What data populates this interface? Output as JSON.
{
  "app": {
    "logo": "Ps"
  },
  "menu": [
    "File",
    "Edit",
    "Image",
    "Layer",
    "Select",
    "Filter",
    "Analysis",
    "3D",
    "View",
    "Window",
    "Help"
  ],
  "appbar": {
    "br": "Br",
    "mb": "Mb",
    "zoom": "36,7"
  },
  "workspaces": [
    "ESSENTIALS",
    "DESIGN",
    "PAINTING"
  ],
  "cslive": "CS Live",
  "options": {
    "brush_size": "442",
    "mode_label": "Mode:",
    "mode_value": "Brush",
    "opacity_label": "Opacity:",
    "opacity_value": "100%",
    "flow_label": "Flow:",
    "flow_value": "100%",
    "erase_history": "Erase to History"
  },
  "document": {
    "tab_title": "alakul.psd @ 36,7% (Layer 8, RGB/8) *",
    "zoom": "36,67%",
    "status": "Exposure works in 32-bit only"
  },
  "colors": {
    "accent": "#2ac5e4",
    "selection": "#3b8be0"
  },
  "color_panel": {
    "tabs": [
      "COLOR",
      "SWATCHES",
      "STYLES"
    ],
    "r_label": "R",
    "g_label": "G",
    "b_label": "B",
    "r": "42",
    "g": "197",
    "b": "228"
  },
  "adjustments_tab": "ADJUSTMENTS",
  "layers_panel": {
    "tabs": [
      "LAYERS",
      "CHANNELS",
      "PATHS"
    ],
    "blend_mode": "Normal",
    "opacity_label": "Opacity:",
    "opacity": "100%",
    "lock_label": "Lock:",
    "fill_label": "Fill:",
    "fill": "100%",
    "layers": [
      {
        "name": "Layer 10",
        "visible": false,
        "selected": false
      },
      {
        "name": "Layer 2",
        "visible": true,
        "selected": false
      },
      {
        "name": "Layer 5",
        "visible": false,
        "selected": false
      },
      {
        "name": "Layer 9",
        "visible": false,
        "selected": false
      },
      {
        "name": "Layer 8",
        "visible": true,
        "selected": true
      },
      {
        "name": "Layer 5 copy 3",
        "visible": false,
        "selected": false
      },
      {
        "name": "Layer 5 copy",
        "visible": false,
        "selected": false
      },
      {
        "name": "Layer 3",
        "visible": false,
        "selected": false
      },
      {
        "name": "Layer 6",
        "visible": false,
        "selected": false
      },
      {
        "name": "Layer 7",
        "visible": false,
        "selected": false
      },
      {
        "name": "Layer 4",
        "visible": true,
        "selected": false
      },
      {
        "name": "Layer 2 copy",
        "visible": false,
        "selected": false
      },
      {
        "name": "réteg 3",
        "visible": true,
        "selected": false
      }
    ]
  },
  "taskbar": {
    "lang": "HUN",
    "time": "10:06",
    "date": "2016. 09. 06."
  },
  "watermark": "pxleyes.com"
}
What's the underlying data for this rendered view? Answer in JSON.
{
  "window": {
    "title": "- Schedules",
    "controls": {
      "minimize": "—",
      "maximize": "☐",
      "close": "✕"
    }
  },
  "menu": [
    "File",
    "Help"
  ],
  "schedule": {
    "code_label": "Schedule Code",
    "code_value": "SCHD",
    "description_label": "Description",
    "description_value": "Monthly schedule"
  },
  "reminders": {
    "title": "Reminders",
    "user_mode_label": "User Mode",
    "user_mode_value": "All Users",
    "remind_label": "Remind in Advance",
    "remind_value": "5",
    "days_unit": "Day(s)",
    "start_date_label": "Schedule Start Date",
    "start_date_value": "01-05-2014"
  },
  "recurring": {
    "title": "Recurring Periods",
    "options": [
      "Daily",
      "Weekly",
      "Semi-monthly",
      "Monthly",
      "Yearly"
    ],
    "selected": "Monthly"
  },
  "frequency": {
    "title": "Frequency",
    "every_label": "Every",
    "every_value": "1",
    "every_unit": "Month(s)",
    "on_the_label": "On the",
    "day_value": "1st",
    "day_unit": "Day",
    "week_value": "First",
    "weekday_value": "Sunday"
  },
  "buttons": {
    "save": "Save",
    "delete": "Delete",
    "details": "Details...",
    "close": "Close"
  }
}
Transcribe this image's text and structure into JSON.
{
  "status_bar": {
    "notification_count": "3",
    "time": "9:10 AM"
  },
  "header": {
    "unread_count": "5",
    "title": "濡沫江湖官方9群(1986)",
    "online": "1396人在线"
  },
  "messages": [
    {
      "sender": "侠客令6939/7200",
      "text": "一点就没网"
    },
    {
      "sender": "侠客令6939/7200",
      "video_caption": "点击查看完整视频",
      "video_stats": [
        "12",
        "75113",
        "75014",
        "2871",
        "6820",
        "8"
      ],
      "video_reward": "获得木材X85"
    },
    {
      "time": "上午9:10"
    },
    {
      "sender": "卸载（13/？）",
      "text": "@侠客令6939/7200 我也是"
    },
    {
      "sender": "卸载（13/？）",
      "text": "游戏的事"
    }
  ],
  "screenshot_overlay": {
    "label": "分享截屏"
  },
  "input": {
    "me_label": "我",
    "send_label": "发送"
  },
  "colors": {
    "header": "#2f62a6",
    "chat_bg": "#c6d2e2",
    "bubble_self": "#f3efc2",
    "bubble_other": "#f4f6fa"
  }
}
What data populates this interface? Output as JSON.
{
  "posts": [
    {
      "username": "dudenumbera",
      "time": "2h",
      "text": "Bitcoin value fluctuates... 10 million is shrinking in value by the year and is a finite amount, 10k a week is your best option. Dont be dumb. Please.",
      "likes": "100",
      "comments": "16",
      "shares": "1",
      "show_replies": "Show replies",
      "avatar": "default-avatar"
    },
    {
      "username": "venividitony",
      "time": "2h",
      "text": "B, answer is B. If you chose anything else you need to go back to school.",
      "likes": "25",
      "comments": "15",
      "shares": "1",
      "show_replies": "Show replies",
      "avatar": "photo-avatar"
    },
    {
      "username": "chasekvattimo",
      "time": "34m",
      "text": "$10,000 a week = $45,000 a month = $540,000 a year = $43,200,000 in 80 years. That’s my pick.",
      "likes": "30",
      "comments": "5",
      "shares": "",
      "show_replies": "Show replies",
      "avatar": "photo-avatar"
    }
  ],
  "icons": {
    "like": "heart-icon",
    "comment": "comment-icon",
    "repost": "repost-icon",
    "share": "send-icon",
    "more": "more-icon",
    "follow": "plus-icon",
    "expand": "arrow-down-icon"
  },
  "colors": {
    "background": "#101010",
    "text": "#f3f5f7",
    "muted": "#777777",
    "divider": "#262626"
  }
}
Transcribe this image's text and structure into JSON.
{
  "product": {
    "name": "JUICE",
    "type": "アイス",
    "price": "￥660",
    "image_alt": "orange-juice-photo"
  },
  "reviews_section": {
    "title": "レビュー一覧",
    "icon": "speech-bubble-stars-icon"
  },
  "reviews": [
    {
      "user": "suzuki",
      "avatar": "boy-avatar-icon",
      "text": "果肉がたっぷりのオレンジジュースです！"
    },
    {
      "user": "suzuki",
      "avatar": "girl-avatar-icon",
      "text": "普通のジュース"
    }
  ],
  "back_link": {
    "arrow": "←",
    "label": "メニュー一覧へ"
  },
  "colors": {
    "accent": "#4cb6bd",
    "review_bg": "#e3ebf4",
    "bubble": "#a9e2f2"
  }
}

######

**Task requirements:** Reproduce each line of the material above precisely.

**Answer to this problem:**
What data populates this interface? Output as JSON.
{
  "app": {
    "logo": "Ps"
  },
  "menu": [
    "File",
    "Edit",
    "Image",
    "Layer",
    "Select",
    "Filter",
    "Analysis",
    "3D",
    "View",
    "Window",
    "Help"
  ],
  "appbar": {
    "br": "Br",
    "mb": "Mb",
    "zoom": "36,7"
  },
  "workspaces": [
    "ESSENTIALS",
    "DESIGN",
    "PAINTING"
  ],
  "cslive": "CS Live",
  "options": {
    "brush_size": "442",
    "mode_label": "Mode:",
    "mode_value": "Brush",
    "opacity_label": "Opacity:",
    "opacity_value": "100%",
    "flow_label": "Flow:",
    "flow_value": "100%",
    "erase_history": "Erase to History"
  },
  "document": {
    "tab_title": "alakul.psd @ 36,7% (Layer 8, RGB/8) *",
    "zoom": "36,67%",
    "status": "Exposure works in 32-bit only"
  },
  "colors": {
    "accent": "#2ac5e4",
    "selection": "#3b8be0"
  },
  "color_panel": {
    "tabs": [
      "COLOR",
      "SWATCHES",
      "STYLES"
    ],
    "r_label": "R",
    "g_label": "G",
    "b_label": "B",
    "r": "42",
    "g": "197",
    "b": "228"
  },
  "adjustments_tab": "ADJUSTMENTS",
  "layers_panel": {
    "tabs": [
      "LAYERS",
      "CHANNELS",
      "PATHS"
    ],
    "blend_mode": "Normal",
    "opacity_label": "Opacity:",
    "opacity": "100%",
    "lock_label": "Lock:",
    "fill_label": "Fill:",
    "fill": "100%",
    "layers": [
      {
        "name": "Layer 10",
        "visible": false,
        "selected": false
      },
      {
        "name": "Layer 2",
        "visible": true,
        "selected": false
      },
      {
        "name": "Layer 5",
        "visible": false,
        "selected": false
      },
      {
        "name": "Layer 9",
        "visible": false,
        "selected": false
      },
      {
        "name": "Layer 8",
        "visible": true,
        "selected": true
      },
      {
        "name": "Layer 5 copy 3",
        "visible": false,
        "selected": false
      },
      {
        "name": "Layer 5 copy",
        "visible": false,
        "selected": false
      },
      {
        "name": "Layer 3",
        "visible": false,
        "selected": false
      },
      {
        "name": "Layer 6",
        "visible": false,
        "selected": false
      },
      {
        "name": "Layer 7",
        "visible": false,
        "selected": false
      },
      {
        "name": "Layer 4",
        "visible": true,
        "selected": false
      },
      {
        "name": "Layer 2 copy",
        "visible": false,
        "selected": false
      },
      {
        "name": "réteg 3",
        "visible": true,
        "selected": false
      }
    ]
  },
  "taskbar": {
    "lang": "HUN",
    "time": "10:06",
    "date": "2016. 09. 06."
  },
  "watermark": "pxleyes.com"
}
What's the underlying data for this rendered view? Answer in JSON.
{
  "window": {
    "title": "- Schedules",
    "controls": {
      "minimize": "—",
      "maximize": "☐",
      "close": "✕"
    }
  },
  "menu": [
    "File",
    "Help"
  ],
  "schedule": {
    "code_label": "Schedule Code",
    "code_value": "SCHD",
    "description_label": "Description",
    "description_value": "Monthly schedule"
  },
  "reminders": {
    "title": "Reminders",
    "user_mode_label": "User Mode",
    "user_mode_value": "All Users",
    "remind_label": "Remind in Advance",
    "remind_value": "5",
    "days_unit": "Day(s)",
    "start_date_label": "Schedule Start Date",
    "start_date_value": "01-05-2014"
  },
  "recurring": {
    "title": "Recurring Periods",
    "options": [
      "Daily",
      "Weekly",
      "Semi-monthly",
      "Monthly",
      "Yearly"
    ],
    "selected": "Monthly"
  },
  "frequency": {
    "title": "Frequency",
    "every_label": "Every",
    "every_value": "1",
    "every_unit": "Month(s)",
    "on_the_label": "On the",
    "day_value": "1st",
    "day_unit": "Day",
    "week_value": "First",
    "weekday_value": "Sunday"
  },
  "buttons": {
    "save": "Save",
    "delete": "Delete",
    "details": "Details...",
    "close": "Close"
  }
}
Transcribe this image's text and structure into JSON.
{
  "status_bar": {
    "notification_count": "3",
    "time": "9:10 AM"
  },
  "header": {
    "unread_count": "5",
    "title": "濡沫江湖官方9群(1986)",
    "online": "1396人在线"
  },
  "messages": [
    {
      "sender": "侠客令6939/7200",
      "text": "一点就没网"
    },
    {
      "sender": "侠客令6939/7200",
      "video_caption": "点击查看完整视频",
      "video_stats": [
        "12",
        "75113",
        "75014",
        "2871",
        "6820",
        "8"
      ],
      "video_reward": "获得木材X85"
    },
    {
      "time": "上午9:10"
    },
    {
      "sender": "卸载（13/？）",
      "text": "@侠客令6939/7200 我也是"
    },
    {
      "sender": "卸载（13/？）",
      "text": "游戏的事"
    }
  ],
  "screenshot_overlay": {
    "label": "分享截屏"
  },
  "input": {
    "me_label": "我",
    "send_label": "发送"
  },
  "colors": {
    "header": "#2f62a6",
    "chat_bg": "#c6d2e2",
    "bubble_self": "#f3efc2",
    "bubble_other": "#f4f6fa"
  }
}
What data populates this interface? Output as JSON.
{
  "posts": [
    {
      "username": "dudenumbera",
      "time": "2h",
      "text": "Bitcoin value fluctuates... 10 million is shrinking in value by the year and is a finite amount, 10k a week is your best option. Dont be dumb. Please.",
      "likes": "100",
      "comments": "16",
      "shares": "1",
      "show_replies": "Show replies",
      "avatar": "default-avatar"
    },
    {
      "username": "venividitony",
      "time": "2h",
      "text": "B, answer is B. If you chose anything else you need to go back to school.",
      "likes": "25",
      "comments": "15",
      "shares": "1",
      "show_replies": "Show replies",
      "avatar": "photo-avatar"
    },
    {
      "username": "chasekvattimo",
      "time": "34m",
      "text": "$10,000 a week = $45,000 a month = $540,000 a year = $43,200,000 in 80 years. That’s my pick.",
      "likes": "30",
      "comments": "5",
      "shares": "",
      "show_replies": "Show replies",
      "avatar": "photo-avatar"
    }
  ],
  "icons": {
    "like": "heart-icon",
    "comment": "comment-icon",
    "repost": "repost-icon",
    "share": "send-icon",
    "more": "more-icon",
    "follow": "plus-icon",
    "expand": "arrow-down-icon"
  },
  "colors": {
    "background": "#101010",
    "text": "#f3f5f7",
    "muted": "#777777",
    "divider": "#262626"
  }
}
Transcribe this image's text and structure into JSON.
{
  "product": {
    "name": "JUICE",
    "type": "アイス",
    "price": "￥660",
    "image_alt": "orange-juice-photo"
  },
  "reviews_section": {
    "title": "レビュー一覧",
    "icon": "speech-bubble-stars-icon"
  },
  "reviews": [
    {
      "user": "suzuki",
      "avatar": "boy-avatar-icon",
      "text": "果肉がたっぷりのオレンジジュースです！"
    },
    {
      "user": "suzuki",
      "avatar": "girl-avatar-icon",
      "text": "普通のジュース"
    }
  ],
  "back_link": {
    "arrow": "←",
    "label": "メニュー一覧へ"
  },
  "colors": {
    "accent": "#4cb6bd",
    "review_bg": "#e3ebf4",
    "bubble": "#a9e2f2"
  }
}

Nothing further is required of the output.